The MPAA and The Two Nudities

By  · Published on October 12th, 2010

The MPAA, coming under heavy fire from the media recently that will never amount to anything or change their internal policies, has had a long-standing record of inequality in their ratings. The most graphic example has been doling out or threatening NC-17 ratings for sexuality on screen between same sex couples even if the scene is far tamer than the typical man on woman sex act.

In fact, looking back, it really is sex that has the MPAA’s knickers in a twist. Violence seems to get a pass alongside whatever Adult Situations are, but if someone is enjoying another person (or themselves) carnally, the MPAA picks up its ball and goes home.

Speaking of balls, the MPAA is now discriminating further in their fear of sex. It’s important to give parents a guideline, sure, but it’s overkill for the MPAA to point out whether the nudity in a film is male or female. Fortunately, that’s exactly what they’re doing.

There’s little more to be made of the argument from Brian Patrick Thornton over at Spangle, who did the digging and came up with the statistics that 786 movies have “been flagged for nudity since 2006” and 3 of them, all this year, have gotten the male nudity stamp of disapproval: Grown Ups, Eat Pray Love, and now Jackass 3D.

The MPAA’s response was going on the vague defense – citing that it was an overwhelming response from parents who couldn’t understand the “crude sexual content and graphic nudity” of Borat and needed something even more specific. Thus, they changed their policy. With that as the case, it seems clear that the MPAA still isn’t doing enough and should replace the banal “Male Nudity” message with “Varying sizes of floppy, dirty dicks flopping all over the screen and coming right at your face in floppy 3D.”

Let’s lobby for it immediately.

There’s nothing revolutionary going on here, especially for an organization that doesn’t understand its own job. Plus, ratings have gotten more detailed around the board. However, singling out male nudity as if it has any substantive difference from female nudity is moronic. It’s not harmful, not dangerous. Just moronic. It displays the susceptibility to stupidity, knee-jerk reactions, and rumor as fact that the MPAA has always tucked in their back pocket or waved as a victory flag.

Thornton points out the slippery slope, evoking the phrase “Rated R for male nudity, language and homosexuality,” while pointing out that it hasn’t happened yet.
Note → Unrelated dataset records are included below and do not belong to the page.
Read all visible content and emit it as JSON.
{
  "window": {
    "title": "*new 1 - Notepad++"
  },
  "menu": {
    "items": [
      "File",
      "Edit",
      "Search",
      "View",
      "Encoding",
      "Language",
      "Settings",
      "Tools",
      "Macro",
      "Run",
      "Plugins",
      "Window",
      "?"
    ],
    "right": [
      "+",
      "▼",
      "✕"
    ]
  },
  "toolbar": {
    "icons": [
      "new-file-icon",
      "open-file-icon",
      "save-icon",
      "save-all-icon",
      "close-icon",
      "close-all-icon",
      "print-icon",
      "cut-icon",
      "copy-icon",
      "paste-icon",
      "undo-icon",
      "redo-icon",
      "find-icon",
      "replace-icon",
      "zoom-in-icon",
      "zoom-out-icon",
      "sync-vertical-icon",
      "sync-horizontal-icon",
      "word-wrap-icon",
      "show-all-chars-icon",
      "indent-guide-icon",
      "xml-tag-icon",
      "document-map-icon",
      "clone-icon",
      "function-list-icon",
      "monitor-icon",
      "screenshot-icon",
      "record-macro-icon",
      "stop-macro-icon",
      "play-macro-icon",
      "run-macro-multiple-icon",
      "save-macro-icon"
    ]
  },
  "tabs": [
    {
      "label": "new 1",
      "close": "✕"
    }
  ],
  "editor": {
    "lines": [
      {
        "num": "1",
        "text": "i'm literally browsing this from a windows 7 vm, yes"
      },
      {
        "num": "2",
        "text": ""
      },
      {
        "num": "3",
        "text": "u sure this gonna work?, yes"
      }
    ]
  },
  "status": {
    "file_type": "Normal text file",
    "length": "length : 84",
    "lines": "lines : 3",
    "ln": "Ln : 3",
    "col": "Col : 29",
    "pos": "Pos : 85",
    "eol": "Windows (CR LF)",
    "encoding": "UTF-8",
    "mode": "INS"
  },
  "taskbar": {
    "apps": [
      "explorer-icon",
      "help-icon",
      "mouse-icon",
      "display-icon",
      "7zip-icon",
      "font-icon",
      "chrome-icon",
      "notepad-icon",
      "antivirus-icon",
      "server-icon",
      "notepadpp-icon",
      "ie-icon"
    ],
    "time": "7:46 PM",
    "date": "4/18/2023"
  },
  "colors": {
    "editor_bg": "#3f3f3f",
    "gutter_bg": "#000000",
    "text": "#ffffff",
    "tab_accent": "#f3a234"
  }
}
From my point of view, I’d rather see the MPAA print something like this. At least they’d be showing their hands instead of doing backroom deals for films like But I’m a Cheerleader which absolutely, positively don’t deserve the harsh microscope they were put under simply because the love shown on screen was between a same sex couple (or in Cheerleader’s case, because the girl’s unseen masturbation was ostensibly due to a fantasy about, gasp, another girl).* We all know the MPAA is thinking it. They might as well come out and say it so the outrage can truly begin.

This isn’t quite the nightmare scenario or slippery slope that Thornton is concerned about, but at some level, a re-evaluation of the MPAA needs to happen. Housecleaning. A senior official that has the power to should go in and audit the program and cut the fat. The organization’s job is to provide a level-headed guide to what content might not be suitable for children, but more and more it feels like they’re doing far more than that. Anything above and beyond needs to be excised like a cyst.

Oh, and if you were one of the parents who was dumb enough to take your child to Borat despite the words “Crude” “Sexual” “Graphic” and “Nudity” right there in the warning, it’s your own fault, and you should be man or woman enough to shoulder that blame instead of pointing fingers at the MPAA for using words bigger than you can understand.

I’d be more up in arms if this were something truly offensive, but at the end of the day, all it really does is help out hormonal teenagers who, in the past, would have sneaked in to see Forgetting Sarah Marshall because of the nudity only to be disappointed by 1) a shockingly un-naked Kristen Bell and 2) Jason Segal’s penis right there in all its glory. MPAA, you’re making their job to seek out which nudity they want to sneak into too easy.

And that’s the real travesty.

* To further digress down here, that means exactly what you think it means: the MPAA slapped the dreaded NC-17 on a movie for what a character was thinking about and not what the character was doing. This happened in the same year that American Pie earned an R rating for showing a dude shoving his member into a baked good and a topless female student masturbating to female pornography.

Movie stuff at VanityFair, Thrillist, IndieWire, Film School Rejects, and The Broken Projector Podcast@brokenprojector | Writing short stories at Adventitious.